Weber is mostly criticized by the other experts in organizational theory in that hierarchy is of course effective, but that there must be a group of people, the decision makers, whose work cannot be restricted by processes, regulations and formal institutions. Given the changeability and high uncertainties of their work, they have access to considerable freedom beyond institutions and control the entire systems of processes and orders. The more successful the hierarchy control, the more centralized to higher levels the power. The aftermath of centralized power include corruption, the abuse of power, and the tendency of the power holder to expand his power, which leads to greater power. Impersonal relationships turn employees into atomized individuals who are fully exposed to control under organizational violence. This in turn results in further centralized and expanded power and, in the end, the unsustainability of such a system. And there are also propositions, mostly from some economists, that the old ethics should be superseded by some new ethics. These economists believe that the new ethics centers on the honoring of contracts in the market and that the old ethics is among friends. It seems that transaction relations can be used to replace all expressive ties. They are unaware that the primary interpersonal ties are expressive rather than instrumental. All moralities, including Ren (often translated as ―humaneness‖) developed by Confucius, Yi (often translated as ―reciprocity‖) developed by Mencius, and philanthropy instituted by Jesus Christ, aim to regulate expressive ties more than they do to instrumental ties, not to mention the buyer-seller relationship, which represents only a small portion of human relationships. Do we really hope that someday, there is no friendship, affection or ethics among human beings and that the buyer-seller relationship covers even marriage?

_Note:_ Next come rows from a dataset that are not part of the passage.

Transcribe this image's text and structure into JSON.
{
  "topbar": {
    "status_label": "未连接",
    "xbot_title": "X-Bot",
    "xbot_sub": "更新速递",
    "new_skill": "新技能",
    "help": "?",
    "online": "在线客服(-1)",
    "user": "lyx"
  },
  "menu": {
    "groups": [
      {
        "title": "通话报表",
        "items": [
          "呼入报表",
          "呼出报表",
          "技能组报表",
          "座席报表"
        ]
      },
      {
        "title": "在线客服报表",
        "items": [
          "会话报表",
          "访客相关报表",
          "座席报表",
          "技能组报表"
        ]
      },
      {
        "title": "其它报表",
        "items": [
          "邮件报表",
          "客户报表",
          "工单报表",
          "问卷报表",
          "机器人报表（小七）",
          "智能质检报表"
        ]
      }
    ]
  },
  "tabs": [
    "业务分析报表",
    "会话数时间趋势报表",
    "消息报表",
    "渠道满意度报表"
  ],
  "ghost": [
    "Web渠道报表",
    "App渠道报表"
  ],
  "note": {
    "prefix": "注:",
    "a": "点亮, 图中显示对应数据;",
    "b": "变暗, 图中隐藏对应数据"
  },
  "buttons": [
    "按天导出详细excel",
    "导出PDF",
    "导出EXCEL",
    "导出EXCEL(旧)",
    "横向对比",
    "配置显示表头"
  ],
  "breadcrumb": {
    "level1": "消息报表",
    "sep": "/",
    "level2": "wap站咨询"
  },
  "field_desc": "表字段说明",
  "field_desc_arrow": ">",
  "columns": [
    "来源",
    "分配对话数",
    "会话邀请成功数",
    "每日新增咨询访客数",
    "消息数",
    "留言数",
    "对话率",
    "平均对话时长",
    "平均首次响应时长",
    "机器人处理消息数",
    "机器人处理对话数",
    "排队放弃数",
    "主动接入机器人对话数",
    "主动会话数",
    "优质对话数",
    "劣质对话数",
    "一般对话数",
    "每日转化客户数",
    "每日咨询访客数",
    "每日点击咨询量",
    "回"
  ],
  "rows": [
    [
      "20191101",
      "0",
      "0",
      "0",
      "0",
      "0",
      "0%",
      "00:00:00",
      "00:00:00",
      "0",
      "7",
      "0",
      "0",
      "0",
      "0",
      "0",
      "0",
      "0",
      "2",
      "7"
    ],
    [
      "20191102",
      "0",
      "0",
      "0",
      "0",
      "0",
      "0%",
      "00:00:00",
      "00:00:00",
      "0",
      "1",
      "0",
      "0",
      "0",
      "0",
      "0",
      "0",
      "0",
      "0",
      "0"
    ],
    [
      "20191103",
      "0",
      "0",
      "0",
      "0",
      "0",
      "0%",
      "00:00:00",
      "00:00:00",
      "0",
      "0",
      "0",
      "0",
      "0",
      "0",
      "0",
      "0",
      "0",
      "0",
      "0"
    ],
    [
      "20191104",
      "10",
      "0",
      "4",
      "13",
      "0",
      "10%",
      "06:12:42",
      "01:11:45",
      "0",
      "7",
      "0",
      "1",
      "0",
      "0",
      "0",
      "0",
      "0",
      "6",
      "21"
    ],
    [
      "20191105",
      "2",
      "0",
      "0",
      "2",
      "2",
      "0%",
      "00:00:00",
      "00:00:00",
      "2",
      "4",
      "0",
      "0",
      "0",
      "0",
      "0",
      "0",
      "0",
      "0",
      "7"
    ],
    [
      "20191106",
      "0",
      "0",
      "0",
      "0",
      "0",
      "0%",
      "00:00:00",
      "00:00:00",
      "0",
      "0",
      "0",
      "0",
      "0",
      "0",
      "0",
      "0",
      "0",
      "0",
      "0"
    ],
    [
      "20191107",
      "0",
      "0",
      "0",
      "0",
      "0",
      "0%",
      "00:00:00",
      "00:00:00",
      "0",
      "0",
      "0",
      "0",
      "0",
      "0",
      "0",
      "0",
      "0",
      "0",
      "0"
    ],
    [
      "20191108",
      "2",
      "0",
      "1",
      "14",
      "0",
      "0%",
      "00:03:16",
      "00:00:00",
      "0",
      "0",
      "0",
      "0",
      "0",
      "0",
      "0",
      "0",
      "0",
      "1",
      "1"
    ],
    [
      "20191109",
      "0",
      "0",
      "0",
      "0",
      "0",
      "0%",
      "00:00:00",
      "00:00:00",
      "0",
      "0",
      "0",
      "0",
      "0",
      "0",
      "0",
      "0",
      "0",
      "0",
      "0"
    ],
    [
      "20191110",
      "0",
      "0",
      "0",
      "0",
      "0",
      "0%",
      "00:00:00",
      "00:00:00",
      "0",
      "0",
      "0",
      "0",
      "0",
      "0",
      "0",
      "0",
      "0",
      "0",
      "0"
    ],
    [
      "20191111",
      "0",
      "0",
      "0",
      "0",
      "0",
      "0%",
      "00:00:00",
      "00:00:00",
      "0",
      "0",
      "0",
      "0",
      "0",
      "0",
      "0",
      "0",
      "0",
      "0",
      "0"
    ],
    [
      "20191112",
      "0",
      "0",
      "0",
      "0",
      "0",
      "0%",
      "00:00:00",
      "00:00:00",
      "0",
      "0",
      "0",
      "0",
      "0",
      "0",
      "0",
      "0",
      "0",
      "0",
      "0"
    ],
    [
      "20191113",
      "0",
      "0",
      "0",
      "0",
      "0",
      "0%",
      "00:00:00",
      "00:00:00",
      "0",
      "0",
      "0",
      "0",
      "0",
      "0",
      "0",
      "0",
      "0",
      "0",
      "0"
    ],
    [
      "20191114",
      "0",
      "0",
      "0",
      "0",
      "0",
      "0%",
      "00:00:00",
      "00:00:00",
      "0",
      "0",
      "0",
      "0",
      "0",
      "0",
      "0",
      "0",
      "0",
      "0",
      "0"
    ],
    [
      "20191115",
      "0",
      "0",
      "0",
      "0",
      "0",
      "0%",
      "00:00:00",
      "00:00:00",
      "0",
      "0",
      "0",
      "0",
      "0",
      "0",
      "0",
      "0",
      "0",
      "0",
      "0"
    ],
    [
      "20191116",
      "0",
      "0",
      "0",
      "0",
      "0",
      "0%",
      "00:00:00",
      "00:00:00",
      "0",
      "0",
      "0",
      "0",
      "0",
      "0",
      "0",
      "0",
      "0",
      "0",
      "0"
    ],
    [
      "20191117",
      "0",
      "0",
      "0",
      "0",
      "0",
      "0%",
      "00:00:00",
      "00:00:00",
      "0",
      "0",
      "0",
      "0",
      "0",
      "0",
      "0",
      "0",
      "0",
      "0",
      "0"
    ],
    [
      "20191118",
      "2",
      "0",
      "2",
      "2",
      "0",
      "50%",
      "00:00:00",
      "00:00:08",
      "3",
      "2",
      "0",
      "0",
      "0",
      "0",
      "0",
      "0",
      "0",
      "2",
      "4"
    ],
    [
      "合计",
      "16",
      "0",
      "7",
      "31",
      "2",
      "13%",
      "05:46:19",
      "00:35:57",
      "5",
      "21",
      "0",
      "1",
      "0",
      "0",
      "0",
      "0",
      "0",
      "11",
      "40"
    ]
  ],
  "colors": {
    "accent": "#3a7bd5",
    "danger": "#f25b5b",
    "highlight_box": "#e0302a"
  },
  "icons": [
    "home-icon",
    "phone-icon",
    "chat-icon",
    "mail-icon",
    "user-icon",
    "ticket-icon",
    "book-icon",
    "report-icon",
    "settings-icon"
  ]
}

The real problems that face China today include greediness and eagerness for instant success and profits. And the Unites States is also faced with similar moral deterioration, which is doubtlessly exemplified by the violation of laws and regulations. That is why there have been a series of cases such as accounting fraud by Enron Corporation and Arthur Andersen LLP (it was one of the world's ―Big Five‖ accounting firms) together; fat cats in Wall Street designed toxic assets and triggered a financial tsunami. In the case of China, greediness and eagerness for instant success and profits are always exemplified by the use of relationships, which causes societal problems such as corruption, under table trade, back-door favor exchanges and the manipulation of guanxi. But all these should be blamed not on rule of law, in the United States, and guanxi-orientation, in China, but on eagerness for short-term profits, greediness, and over-ambitiousness. In other words, today China's problem is not caused by ―guanxi society‖, and rather it comes from the lack of cultivating self—the starting point of guanxi management.